“It was something that’s been brewing for a while in my mind,” Wallace told me by phone. He was sick of seeing so many news reports about the murders of young black men. “You realize, in these cases, there’s a disproportionate amount of black men on the receiving end of this police brutality. And as a young black men, it strikes a different chord for me – it hits a little closer to home.”
“I just tried to think about a way I could use my spirit of activism coupled with my artistic passion to make a statement about what’s going on. So I just decided that for me, I’m a very image-driven artist. I think images speak louder than words can, most times. And so there’s some value in forcing a society to look at the most ugly parts of itself and just putting it out there for them to examine and discussed, and to be disgusted by, in the hopes of provoking some sort of dialogue or provoking some social change in an effort to eradicate some social ill, whatever that is.”

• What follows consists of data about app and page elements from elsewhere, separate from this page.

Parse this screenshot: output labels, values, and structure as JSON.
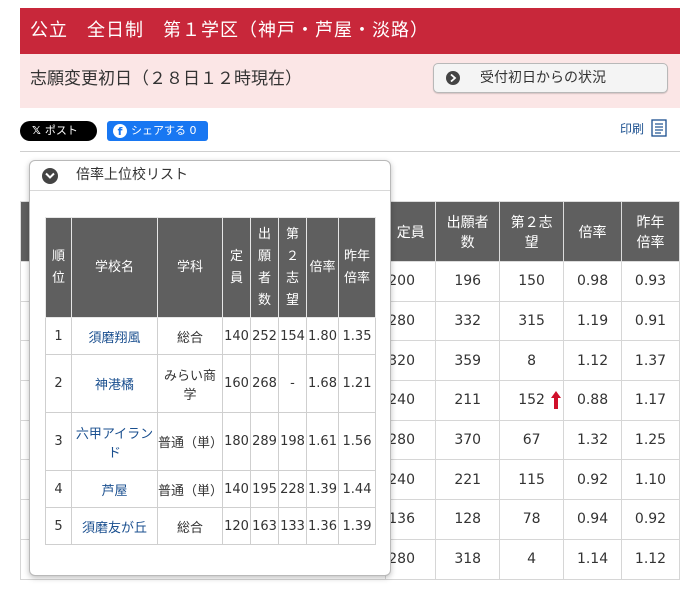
{
  "header": {
    "title": "公立　全日制　第１学区（神戸・芦屋・淡路）"
  },
  "subheader": {
    "title": "志願変更初日（２８日１２時現在）",
    "status_button": "受付初日からの状況"
  },
  "share": {
    "x_label": "ポスト",
    "fb_label": "シェアする 0",
    "print_label": "印刷"
  },
  "main_table": {
    "headers": [
      "定員",
      "出願者数",
      "第２志望",
      "倍率",
      "昨年倍率"
    ],
    "rows": [
      [
        "200",
        "196",
        "150",
        "0.98",
        "0.93"
      ],
      [
        "280",
        "332",
        "315",
        "1.19",
        "0.91"
      ],
      [
        "320",
        "359",
        "8",
        "1.12",
        "1.37"
      ],
      [
        "240",
        "211",
        "152",
        "0.88",
        "1.17"
      ],
      [
        "280",
        "370",
        "67",
        "1.32",
        "1.25"
      ],
      [
        "240",
        "221",
        "115",
        "0.92",
        "1.10"
      ],
      [
        "136",
        "128",
        "78",
        "0.94",
        "0.92"
      ],
      [
        "280",
        "318",
        "4",
        "1.14",
        "1.12"
      ]
    ],
    "up_arrow_color": "#d0102a"
  },
  "ranking": {
    "title": "倍率上位校リスト",
    "headers": [
      "順位",
      "学校名",
      "学科",
      "定員",
      "出願者数",
      "第２志望",
      "倍率",
      "昨年倍率"
    ],
    "rows": [
      {
        "rank": "1",
        "school": "須磨翔風",
        "dept": "総合",
        "cap": "140",
        "apps": "252",
        "second": "154",
        "ratio": "1.80",
        "last": "1.35"
      },
      {
        "rank": "2",
        "school": "神港橘",
        "dept": "みらい商学",
        "cap": "160",
        "apps": "268",
        "second": "-",
        "ratio": "1.68",
        "last": "1.21"
      },
      {
        "rank": "3",
        "school": "六甲アイランド",
        "dept": "普通（単）",
        "cap": "180",
        "apps": "289",
        "second": "198",
        "ratio": "1.61",
        "last": "1.56"
      },
      {
        "rank": "4",
        "school": "芦屋",
        "dept": "普通（単）",
        "cap": "140",
        "apps": "195",
        "second": "228",
        "ratio": "1.39",
        "last": "1.44"
      },
      {
        "rank": "5",
        "school": "須磨友が丘",
        "dept": "総合",
        "cap": "120",
        "apps": "163",
        "second": "133",
        "ratio": "1.36",
        "last": "1.39"
      }
    ]
  },
  "colors": {
    "header_red": "#c8273a",
    "sub_pink": "#fbe6e6",
    "table_header": "#5f5f5f",
    "link_blue": "#1a4f8f"
  }
}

He settled on the rallying cry of “Call Us By Our Names” because “We hear about Trayvon Martin, Oscar Grant, Michael Brown. But there’s a slew of other faces and names who go unrecognized and unnamed,” he said. “And the media is slanted in cases where the victim is of color, passing them off as thugs, or gang- and drug-related. When it’s someone who is white, they’re ‘troubled’ or ‘disturbed.’”
Wallace also wanted to ensure he reached the biggest cross-section of people in the short span of time that he had. “I chose a place that has a very diverse community. All types of people come through Love Park. There was a Ukrainian protest the same day. There were Hebrew Israelites with a megaphone on the corner… I wanted to bring this to a group of people who I feel like might not experience this through the same lens that I do.”
He was expecting the police to make him leave within five or ten minutes. In a kind of inverse-Ferguson situation, the police instead respected Wallace’s right to peacefully protest; they stayed on the periphery “to make sure I was safe,” said Wallace, and shook hands when the protest was over.
Wallace enlisted two of his friends, Felicia Roche and Lee Colston II, to join him; they took turns holding up the poster and takin
g photographs. He couldn’t hear everything that passersby said and, as he spent the entire hour “motionless: I didn’t speak to anyone, I didn’t look at anyone.”
“Honestly, some of the things that were said were so ugly. And I’ve dealt with these kinds of issues before, and you hear about it all the time, but when it’s right in front of your face, it takes on a whole new reality. In trying to open other people’s eyes, my eyes were open, I had this complete revelation about this world we live in.”
Wallace had a sheet of paper handed out during his protest. As Philly in Focus reported, some of his statement read:
“I am racially charged not because I want to be, but because I have to be. I am racially charged because in certain instances, that hyper awareness may ensure that I make it home to my family at the end of the day. I am racially charged because I am not afforded the luxury to wander through life with my head in the (nonexistent) ‘post-racial America’ clouds. I see color because my color is seen, dismissed, devalued, and implicated as a threat everywhere I go. I am racially charged and if I make you uncomfortable by speaking out about it and calling attention to it, then I implore you to eradicate the ugliness I see every day in the world.”
St. Louis local news is reporting that the Attorney for the Ferguson store, Jake Kanzler said the the Ferguson store owner, nor any store employee called the police to report any shoplifting of cigars, but, rather, a customer called the police.